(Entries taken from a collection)
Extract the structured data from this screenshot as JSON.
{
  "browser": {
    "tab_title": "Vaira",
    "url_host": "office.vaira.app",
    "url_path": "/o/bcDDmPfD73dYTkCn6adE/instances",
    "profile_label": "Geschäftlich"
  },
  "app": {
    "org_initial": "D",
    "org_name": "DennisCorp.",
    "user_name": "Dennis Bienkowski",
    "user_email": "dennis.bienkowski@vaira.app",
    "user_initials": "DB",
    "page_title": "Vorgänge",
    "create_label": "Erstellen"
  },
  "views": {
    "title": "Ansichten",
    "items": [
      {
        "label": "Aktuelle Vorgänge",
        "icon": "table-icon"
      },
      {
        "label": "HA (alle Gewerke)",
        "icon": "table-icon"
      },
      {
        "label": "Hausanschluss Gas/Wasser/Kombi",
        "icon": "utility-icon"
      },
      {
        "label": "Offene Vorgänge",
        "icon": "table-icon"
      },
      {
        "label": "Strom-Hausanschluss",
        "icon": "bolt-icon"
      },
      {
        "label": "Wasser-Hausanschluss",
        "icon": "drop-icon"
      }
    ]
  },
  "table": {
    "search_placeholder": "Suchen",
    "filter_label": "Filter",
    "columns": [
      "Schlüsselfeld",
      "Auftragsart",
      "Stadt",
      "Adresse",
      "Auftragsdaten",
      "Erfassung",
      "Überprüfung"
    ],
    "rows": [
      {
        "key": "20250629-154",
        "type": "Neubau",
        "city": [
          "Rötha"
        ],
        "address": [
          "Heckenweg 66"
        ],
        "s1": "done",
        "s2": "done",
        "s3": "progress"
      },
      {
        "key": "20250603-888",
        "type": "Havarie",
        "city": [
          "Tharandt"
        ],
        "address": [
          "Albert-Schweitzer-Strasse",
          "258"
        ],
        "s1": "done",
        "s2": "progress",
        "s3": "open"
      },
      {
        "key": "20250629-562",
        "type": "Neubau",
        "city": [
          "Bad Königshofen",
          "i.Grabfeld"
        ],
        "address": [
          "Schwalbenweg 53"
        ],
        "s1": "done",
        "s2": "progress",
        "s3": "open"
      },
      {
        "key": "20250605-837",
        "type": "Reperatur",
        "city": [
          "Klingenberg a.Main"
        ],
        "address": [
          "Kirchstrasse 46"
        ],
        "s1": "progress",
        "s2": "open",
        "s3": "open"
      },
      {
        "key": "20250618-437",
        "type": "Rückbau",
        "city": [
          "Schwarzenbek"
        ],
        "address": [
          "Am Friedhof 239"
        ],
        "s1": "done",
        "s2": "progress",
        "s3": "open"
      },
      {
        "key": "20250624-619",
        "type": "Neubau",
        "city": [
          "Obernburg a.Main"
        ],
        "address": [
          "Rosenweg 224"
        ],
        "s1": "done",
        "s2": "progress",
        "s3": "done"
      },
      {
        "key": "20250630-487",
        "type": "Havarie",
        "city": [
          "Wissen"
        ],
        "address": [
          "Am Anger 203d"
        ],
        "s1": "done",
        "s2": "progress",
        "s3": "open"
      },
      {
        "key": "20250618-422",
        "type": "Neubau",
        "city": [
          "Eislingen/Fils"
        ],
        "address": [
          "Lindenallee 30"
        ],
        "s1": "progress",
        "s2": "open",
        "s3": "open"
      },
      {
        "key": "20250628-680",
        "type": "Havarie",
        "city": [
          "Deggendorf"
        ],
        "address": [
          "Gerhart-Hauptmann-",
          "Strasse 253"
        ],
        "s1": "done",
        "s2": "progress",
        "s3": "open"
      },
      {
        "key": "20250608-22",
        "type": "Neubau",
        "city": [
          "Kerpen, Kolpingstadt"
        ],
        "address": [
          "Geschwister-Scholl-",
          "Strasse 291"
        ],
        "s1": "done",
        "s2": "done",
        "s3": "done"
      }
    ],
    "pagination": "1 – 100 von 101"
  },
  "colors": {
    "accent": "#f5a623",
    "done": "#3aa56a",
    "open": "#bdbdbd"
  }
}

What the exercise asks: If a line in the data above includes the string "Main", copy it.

Exercise response:
          "Klingenberg a.Main"
          "Obernburg a.Main"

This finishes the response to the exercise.